"Information from the Department of Energy, as well as from the numerous retailers across the country selling higher biofuel blends, confirm what we've known for years — there is no 'blend wall.' More and more of America's drivers are choosing higher biofuel blends, like E15, and fulfilling the promise of the RFS," she added.
As Skor explained, Growth Energy is "pleased" with the EPA and administration's commitment to a 15-billion-gallon target for conventional biofuels, but it would like to see final levels for cellulosic and advanced biofuels continue to give producers and stakeholders certainty in their investment in second generation technology.
"The RFS is a great American success story: It has helped provide consumers with real choice and savings at the pump, while also strengthening our economy, delivering greater energy independence, and improving our environment," Skor said.
The Iowa Renewable Fuels Association (IRFA) pointed out President Trump's administration fulfilled a campaign promise by leaving the conventional fuel level — for which corn starch ethanol qualifies — at its 15-billion-gallon cap.
However, the proposed 2019 biodiesel level is 2.1 billion gallons, far below the industry request of 2.75 billion gallons.
"IRFA applauds President Trump for keeping his campaign promise with this proposal to uphold the [RFS] for ethanol. Maintaining the 15-billion-gallon conventional biofuels level is good news for E15, motorists and farmers. This proposal would keep the RFS on track and provide regulatory stability for ethanol producers, retailers, and obligated parties alike," said Iowa Renewable Fuels Association Executive Director Monte Shaw.
"Unfortunately, a change in administrations did not change the EPA's under appreciation for the potential of U.S. biodiesel production. Keeping biodiesel levels frozen at 2.1 billion falls short of U.S. industry capabilities, even before imports are considered," Shaw added.
The National Biodiesel Board (NBB) added the proposed volume requirements for advanced biofuels fail to recognize the continued growth of industry.
"This proposal continues to underestimate the ability of the biomass-based diesel industry to meet the volumes of the RFS program," the NBB said in a statement. "This is a missed opportunity for biodiesel, which reduces costs, provides economic benefits and results in lower prices at the pump.
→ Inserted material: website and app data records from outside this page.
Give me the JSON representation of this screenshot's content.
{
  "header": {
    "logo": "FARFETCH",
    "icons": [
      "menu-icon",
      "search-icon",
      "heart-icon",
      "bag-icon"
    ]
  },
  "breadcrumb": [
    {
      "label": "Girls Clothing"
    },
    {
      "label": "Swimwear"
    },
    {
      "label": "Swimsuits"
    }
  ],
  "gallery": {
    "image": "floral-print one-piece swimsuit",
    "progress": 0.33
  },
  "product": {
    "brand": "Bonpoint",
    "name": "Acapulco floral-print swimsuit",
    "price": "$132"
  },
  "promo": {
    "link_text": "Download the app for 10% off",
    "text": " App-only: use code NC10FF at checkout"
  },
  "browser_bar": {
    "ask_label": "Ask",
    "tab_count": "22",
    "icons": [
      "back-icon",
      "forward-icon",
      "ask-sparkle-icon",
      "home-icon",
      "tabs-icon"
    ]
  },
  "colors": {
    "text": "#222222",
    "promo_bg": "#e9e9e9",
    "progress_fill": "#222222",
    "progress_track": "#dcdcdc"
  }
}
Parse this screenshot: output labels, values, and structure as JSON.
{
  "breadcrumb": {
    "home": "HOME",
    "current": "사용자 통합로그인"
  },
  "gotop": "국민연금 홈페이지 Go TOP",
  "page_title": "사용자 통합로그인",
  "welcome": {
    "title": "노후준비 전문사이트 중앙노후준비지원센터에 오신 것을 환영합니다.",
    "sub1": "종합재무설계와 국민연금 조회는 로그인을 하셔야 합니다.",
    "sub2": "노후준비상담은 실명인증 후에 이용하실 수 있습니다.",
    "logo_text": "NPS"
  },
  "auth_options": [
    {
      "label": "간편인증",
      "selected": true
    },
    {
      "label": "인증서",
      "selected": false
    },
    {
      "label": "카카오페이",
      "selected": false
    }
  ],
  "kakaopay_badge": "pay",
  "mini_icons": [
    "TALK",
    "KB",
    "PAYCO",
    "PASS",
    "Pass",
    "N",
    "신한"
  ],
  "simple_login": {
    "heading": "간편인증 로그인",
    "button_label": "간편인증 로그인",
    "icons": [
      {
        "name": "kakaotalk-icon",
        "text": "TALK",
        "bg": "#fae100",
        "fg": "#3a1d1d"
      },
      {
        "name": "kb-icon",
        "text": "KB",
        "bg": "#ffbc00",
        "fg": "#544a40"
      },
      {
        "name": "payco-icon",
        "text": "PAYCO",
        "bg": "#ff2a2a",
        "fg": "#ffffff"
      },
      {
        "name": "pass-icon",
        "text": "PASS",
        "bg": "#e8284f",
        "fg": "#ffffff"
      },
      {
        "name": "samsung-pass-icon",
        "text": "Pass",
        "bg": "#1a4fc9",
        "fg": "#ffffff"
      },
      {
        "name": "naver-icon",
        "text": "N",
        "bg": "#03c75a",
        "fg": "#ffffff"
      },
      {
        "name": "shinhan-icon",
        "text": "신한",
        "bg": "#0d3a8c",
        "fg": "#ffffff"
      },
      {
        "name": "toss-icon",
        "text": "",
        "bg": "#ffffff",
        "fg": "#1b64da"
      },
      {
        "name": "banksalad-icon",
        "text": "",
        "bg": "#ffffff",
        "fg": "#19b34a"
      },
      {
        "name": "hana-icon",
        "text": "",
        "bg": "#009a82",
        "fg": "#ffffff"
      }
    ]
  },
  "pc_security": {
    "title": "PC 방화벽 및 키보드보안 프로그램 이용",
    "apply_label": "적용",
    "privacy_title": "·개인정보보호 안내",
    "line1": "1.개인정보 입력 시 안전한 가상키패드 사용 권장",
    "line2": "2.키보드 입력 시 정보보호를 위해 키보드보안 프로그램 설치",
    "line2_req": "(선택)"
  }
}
Higher advanced-biofuel and biomass-based diesel volumes will support additional jobs and investment in both rural economies and clean-energy-conscious communities."
The board said it will continue to work with the EPA and ensure the administration doesn't turn its back on our domestic energy producers.
"The EPA should be committed to diversifying the diesel fuel market and prioritizing advanced biofuels targets like this ignore reality and the law, inhibiting growth in the industry," said Anne Steckel, vice president of federal affairs at the NBB.